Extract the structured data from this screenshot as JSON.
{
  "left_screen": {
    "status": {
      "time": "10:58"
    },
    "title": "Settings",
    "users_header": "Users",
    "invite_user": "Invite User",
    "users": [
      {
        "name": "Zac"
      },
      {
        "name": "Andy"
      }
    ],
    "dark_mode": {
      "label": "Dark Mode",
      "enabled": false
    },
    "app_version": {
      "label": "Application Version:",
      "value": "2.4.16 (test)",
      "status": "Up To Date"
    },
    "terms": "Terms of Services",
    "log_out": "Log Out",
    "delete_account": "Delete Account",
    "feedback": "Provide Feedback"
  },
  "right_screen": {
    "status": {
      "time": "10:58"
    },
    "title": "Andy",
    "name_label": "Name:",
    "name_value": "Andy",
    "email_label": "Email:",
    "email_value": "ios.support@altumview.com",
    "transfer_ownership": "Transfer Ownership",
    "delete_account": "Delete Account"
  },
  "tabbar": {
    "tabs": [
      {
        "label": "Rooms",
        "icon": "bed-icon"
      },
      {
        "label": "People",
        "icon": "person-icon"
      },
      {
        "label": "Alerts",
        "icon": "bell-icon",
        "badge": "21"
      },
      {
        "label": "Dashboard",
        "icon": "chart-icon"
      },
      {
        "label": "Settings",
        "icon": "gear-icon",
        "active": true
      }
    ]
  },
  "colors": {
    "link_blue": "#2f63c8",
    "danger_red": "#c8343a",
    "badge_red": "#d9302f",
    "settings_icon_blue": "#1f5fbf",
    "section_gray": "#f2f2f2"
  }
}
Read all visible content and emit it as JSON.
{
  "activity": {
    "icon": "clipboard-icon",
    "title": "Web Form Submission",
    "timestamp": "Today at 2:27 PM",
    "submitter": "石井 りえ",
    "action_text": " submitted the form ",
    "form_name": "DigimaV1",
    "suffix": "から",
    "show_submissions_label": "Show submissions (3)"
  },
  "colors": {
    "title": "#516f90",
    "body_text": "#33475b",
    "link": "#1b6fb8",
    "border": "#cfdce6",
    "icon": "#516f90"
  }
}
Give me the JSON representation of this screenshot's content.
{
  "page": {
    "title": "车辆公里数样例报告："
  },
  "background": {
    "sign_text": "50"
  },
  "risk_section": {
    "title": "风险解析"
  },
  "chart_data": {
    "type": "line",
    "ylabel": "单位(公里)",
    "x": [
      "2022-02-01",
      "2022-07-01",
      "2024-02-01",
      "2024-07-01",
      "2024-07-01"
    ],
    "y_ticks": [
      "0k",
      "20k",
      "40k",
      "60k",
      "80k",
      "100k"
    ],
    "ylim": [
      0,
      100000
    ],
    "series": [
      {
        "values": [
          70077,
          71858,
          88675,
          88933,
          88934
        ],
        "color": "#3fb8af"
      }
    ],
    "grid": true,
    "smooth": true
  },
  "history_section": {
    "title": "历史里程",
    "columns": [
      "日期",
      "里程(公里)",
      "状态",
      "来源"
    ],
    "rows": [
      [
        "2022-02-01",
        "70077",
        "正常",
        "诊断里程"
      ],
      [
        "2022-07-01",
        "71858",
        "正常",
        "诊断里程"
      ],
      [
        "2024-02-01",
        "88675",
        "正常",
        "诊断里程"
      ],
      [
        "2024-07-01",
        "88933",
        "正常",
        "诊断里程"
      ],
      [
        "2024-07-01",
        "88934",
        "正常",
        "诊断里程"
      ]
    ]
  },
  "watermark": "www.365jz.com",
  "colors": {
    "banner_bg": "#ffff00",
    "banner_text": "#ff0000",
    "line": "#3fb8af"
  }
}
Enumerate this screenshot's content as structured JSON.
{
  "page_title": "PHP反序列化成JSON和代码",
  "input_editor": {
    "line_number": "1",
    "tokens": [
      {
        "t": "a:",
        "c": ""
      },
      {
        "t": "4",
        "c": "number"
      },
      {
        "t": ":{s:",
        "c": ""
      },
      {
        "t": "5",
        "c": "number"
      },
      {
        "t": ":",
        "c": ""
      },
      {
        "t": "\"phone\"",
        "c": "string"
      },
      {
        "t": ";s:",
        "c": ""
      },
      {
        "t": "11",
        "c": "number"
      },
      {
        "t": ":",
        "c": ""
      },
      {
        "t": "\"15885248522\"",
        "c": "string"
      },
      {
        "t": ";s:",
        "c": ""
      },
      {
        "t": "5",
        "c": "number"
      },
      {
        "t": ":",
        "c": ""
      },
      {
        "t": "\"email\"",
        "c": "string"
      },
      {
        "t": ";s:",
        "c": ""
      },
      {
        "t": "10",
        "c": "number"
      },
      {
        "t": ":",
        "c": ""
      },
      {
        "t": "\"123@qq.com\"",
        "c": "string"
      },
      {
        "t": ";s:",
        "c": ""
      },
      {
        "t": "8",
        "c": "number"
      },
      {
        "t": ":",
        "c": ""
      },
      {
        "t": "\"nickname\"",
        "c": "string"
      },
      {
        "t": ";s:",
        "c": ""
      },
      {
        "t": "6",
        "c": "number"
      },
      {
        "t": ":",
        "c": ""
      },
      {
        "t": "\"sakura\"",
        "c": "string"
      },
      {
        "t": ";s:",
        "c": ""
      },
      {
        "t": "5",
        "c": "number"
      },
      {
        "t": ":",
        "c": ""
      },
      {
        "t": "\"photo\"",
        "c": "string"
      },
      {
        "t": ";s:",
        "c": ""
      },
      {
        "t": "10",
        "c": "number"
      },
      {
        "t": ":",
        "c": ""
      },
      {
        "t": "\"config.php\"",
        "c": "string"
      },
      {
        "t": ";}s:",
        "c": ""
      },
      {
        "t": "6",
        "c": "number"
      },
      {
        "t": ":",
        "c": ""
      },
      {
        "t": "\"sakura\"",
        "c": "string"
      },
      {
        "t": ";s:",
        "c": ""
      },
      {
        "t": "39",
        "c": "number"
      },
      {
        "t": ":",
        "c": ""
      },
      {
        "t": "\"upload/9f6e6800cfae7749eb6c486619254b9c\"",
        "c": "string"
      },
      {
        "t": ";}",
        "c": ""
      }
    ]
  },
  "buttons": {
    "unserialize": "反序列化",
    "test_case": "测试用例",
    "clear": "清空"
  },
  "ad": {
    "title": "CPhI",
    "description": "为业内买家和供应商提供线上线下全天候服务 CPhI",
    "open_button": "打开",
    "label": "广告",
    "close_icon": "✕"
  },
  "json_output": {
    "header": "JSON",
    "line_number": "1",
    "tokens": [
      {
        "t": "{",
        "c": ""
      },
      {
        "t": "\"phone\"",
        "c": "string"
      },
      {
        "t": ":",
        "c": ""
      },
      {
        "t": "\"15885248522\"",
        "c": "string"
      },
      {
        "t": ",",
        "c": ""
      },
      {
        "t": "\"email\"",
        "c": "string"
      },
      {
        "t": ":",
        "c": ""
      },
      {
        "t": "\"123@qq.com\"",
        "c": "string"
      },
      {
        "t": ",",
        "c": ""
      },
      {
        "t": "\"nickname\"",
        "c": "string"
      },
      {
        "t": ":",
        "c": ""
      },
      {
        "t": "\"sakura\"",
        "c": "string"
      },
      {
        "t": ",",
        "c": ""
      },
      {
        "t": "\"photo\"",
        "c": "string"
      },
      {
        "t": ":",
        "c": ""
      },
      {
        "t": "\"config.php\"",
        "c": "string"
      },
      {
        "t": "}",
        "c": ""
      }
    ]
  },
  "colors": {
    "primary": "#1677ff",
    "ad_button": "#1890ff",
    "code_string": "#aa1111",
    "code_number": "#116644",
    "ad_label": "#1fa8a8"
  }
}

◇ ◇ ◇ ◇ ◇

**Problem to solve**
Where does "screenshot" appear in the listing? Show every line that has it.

**Result of this task**
Extract the structured data from this screenshot as JSON.
Give me the JSON representation of this screenshot's content.
Enumerate this screenshot's content as structured JSON.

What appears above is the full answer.